Your answer must be an exact copy of the listing below.

Information supplied:
□ □ □
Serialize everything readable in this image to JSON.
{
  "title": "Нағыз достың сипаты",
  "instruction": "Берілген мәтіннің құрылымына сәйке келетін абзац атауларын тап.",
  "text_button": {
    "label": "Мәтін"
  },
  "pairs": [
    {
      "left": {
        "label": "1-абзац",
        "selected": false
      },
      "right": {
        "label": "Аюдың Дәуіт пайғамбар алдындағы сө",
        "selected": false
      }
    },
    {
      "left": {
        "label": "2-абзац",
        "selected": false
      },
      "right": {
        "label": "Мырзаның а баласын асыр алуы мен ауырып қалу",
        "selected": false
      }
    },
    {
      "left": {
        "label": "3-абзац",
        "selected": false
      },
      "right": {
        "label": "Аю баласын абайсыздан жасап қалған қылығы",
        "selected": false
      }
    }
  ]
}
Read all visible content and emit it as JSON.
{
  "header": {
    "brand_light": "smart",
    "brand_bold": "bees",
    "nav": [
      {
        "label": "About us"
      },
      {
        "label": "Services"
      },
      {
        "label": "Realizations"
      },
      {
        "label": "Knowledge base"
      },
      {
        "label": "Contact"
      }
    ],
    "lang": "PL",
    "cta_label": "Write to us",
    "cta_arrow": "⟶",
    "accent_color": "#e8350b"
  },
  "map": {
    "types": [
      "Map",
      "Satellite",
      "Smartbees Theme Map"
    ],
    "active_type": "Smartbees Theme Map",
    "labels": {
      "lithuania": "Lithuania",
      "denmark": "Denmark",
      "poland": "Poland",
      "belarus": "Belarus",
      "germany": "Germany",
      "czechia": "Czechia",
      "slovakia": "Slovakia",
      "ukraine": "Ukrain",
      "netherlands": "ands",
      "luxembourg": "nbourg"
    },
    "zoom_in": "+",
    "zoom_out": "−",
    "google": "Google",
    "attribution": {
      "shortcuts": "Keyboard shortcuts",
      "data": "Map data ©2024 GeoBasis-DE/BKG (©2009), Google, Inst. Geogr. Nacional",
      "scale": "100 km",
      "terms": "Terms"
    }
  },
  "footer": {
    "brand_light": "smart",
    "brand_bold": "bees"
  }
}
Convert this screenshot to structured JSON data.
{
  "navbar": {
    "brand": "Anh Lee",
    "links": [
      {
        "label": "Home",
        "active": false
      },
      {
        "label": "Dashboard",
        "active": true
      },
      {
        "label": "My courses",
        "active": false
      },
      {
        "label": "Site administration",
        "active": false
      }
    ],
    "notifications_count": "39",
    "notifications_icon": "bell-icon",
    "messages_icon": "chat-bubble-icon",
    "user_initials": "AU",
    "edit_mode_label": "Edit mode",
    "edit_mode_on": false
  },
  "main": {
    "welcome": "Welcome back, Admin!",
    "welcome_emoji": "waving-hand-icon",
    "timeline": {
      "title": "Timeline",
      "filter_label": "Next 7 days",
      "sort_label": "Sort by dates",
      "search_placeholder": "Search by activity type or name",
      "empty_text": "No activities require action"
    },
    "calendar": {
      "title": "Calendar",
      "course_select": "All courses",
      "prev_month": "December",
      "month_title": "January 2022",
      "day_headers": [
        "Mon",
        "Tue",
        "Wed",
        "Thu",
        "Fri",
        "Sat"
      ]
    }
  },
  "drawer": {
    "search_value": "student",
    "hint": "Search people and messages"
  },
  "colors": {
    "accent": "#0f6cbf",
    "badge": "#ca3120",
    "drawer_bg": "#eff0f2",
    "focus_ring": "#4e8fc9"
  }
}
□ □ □
Solution to this problem:
Serialize everything readable in this image to JSON.
{
  "title": "Нағыз достың сипаты",
  "instruction": "Берілген мәтіннің құрылымына сәйке келетін абзац атауларын тап.",
  "text_button": {
    "label": "Мәтін"
  },
  "pairs": [
    {
      "left": {
        "label": "1-абзац",
        "selected": false
      },
      "right": {
        "label": "Аюдың Дәуіт пайғамбар алдындағы сө",
        "selected": false
      }
    },
    {
      "left": {
        "label": "2-абзац",
        "selected": false
      },
      "right": {
        "label": "Мырзаның а баласын асыр алуы мен ауырып қалу",
        "selected": false
      }
    },
    {
      "left": {
        "label": "3-абзац",
        "selected": false
      },
      "right": {
        "label": "Аю баласын абайсыздан жасап қалған қылығы",
        "selected": false
      }
    }
  ]
}
Read all visible content and emit it as JSON.
{
  "header": {
    "brand_light": "smart",
    "brand_bold": "bees",
    "nav": [
      {
        "label": "About us"
      },
      {
        "label": "Services"
      },
      {
        "label": "Realizations"
      },
      {
        "label": "Knowledge base"
      },
      {
        "label": "Contact"
      }
    ],
    "lang": "PL",
    "cta_label": "Write to us",
    "cta_arrow": "⟶",
    "accent_color": "#e8350b"
  },
  "map": {
    "types": [
      "Map",
      "Satellite",
      "Smartbees Theme Map"
    ],
    "active_type": "Smartbees Theme Map",
    "labels": {
      "lithuania": "Lithuania",
      "denmark": "Denmark",
      "poland": "Poland",
      "belarus": "Belarus",
      "germany": "Germany",
      "czechia": "Czechia",
      "slovakia": "Slovakia",
      "ukraine": "Ukrain",
      "netherlands": "ands",
      "luxembourg": "nbourg"
    },
    "zoom_in": "+",
    "zoom_out": "−",
    "google": "Google",
    "attribution": {
      "shortcuts": "Keyboard shortcuts",
      "data": "Map data ©2024 GeoBasis-DE/BKG (©2009), Google, Inst. Geogr. Nacional",
      "scale": "100 km",
      "terms": "Terms"
    }
  },
  "footer": {
    "brand_light": "smart",
    "brand_bold": "bees"
  }
}
Convert this screenshot to structured JSON data.
{
  "navbar": {
    "brand": "Anh Lee",
    "links": [
      {
        "label": "Home",
        "active": false
      },
      {
        "label": "Dashboard",
        "active": true
      },
      {
        "label": "My courses",
        "active": false
      },
      {
        "label": "Site administration",
        "active": false
      }
    ],
    "notifications_count": "39",
    "notifications_icon": "bell-icon",
    "messages_icon": "chat-bubble-icon",
    "user_initials": "AU",
    "edit_mode_label": "Edit mode",
    "edit_mode_on": false
  },
  "main": {
    "welcome": "Welcome back, Admin!",
    "welcome_emoji": "waving-hand-icon",
    "timeline": {
      "title": "Timeline",
      "filter_label": "Next 7 days",
      "sort_label": "Sort by dates",
      "search_placeholder": "Search by activity type or name",
      "empty_text": "No activities require action"
    },
    "calendar": {
      "title": "Calendar",
      "course_select": "All courses",
      "prev_month": "December",
      "month_title": "January 2022",
      "day_headers": [
        "Mon",
        "Tue",
        "Wed",
        "Thu",
        "Fri",
        "Sat"
      ]
    }
  },
  "drawer": {
    "search_value": "student",
    "hint": "Search people and messages"
  },
  "colors": {
    "accent": "#0f6cbf",
    "badge": "#ca3120",
    "drawer_bg": "#eff0f2",
    "focus_ring": "#4e8fc9"
  }
}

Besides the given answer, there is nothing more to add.